Boras defends alleged financial improprieties

Accused the day before of the plying the worst kind of business – buying up clients and their downtrodden families in the Dominican Republic – agent Scott Boras on Tuesday afternoon said the story being told about him is backward.

“This,” he said, “is a goodwill story.”

The Players Association, which spoke briefly with Boras on Tuesday, could see it otherwise, though an official said Tuesday the organization would not be commenting “at this time.” The commissioner’s office, according to an official there, “Will certainly look into it.”

Regardless, Boras said, “We did something we’re proud of. We have a young man who’s playing baseball who otherwise wouldn’t be.”

While in the background one of his sons pounded baseballs in a batting cage, Boras recounted his history with Edward Salcedo, the 19-year-old shortstop from La Vega in the Dominican Republic, a Boras client for the better part of four years and the central figure in a New York Times article that alleges possible financial improprieties by Boras and his employees.

Signed as a Boras client in 2006, Salcedo agreed in 2008 to sign with the Cleveland Indians for $2.9 million, but had that contract voided due to visa issues brought about by suspicions he was older than his claimed 16. Two years later, following various identity checks and bureaucratic entanglements, Salcedo signed with the Atlanta Braves for $1.6 million.

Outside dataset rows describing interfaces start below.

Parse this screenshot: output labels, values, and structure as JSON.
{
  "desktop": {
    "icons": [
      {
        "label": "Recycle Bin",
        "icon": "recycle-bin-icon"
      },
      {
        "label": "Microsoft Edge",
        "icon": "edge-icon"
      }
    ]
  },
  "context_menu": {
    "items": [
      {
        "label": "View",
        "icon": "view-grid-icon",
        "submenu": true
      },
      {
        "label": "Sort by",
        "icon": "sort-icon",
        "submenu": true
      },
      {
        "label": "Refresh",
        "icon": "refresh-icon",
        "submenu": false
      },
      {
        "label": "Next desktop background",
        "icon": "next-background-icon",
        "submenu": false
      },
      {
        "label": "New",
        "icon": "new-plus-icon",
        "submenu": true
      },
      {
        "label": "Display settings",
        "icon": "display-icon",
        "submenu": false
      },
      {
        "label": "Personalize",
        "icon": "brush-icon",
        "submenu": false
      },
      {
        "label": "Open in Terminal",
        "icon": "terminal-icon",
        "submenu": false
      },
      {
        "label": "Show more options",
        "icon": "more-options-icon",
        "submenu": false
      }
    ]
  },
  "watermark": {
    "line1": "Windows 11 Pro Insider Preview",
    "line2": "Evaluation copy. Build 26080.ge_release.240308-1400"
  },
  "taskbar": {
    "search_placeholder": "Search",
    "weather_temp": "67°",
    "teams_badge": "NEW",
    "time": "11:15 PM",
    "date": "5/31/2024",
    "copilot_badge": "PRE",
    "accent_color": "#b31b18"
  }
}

In between, Boras said, his agency loaned Salcedo and his family $70,000, which he said was administered for living and legal expenses and within union regulations, and would be repaid by Salcedo with “nominal” interest.

“This poor kid,” Boras said, “his career was on the line.”

The Times article raised the ethical question of whether Boras was exploiting teenaged Dominican prospects, Salcedo among them, and if he had adhered to Players Association rules – loans from agents to clients must be cleared by the union – in those relationships. Major League Baseball and the union fear such loans could be manipulated to retain clients against their will.

Boras argued Salcedo was already his client at the time of the loans, which initially he believed the loans would be repaid from the Cleveland bonus, and when that fell through he felt obliged to help the family pay the fees of attorneys sorting through Salcedo’s identity issues. In that manner, he said, he saved Salcedo from the usual Dominican “corruption issues” of Buscones, loan sharks and bonus skimmers.

“I believed him,” Boras said. “I believed in the kid. And we were right.”

To date, Boras said, he has not been repaid the loan – which he said the family requested a year after it hired Boras – and has not collected his usual percentage of the signing bonus.

“We’re here helping somebody revive his career,” Boras said, “and doing so legally and appropriately pursuant to the MLB rules.”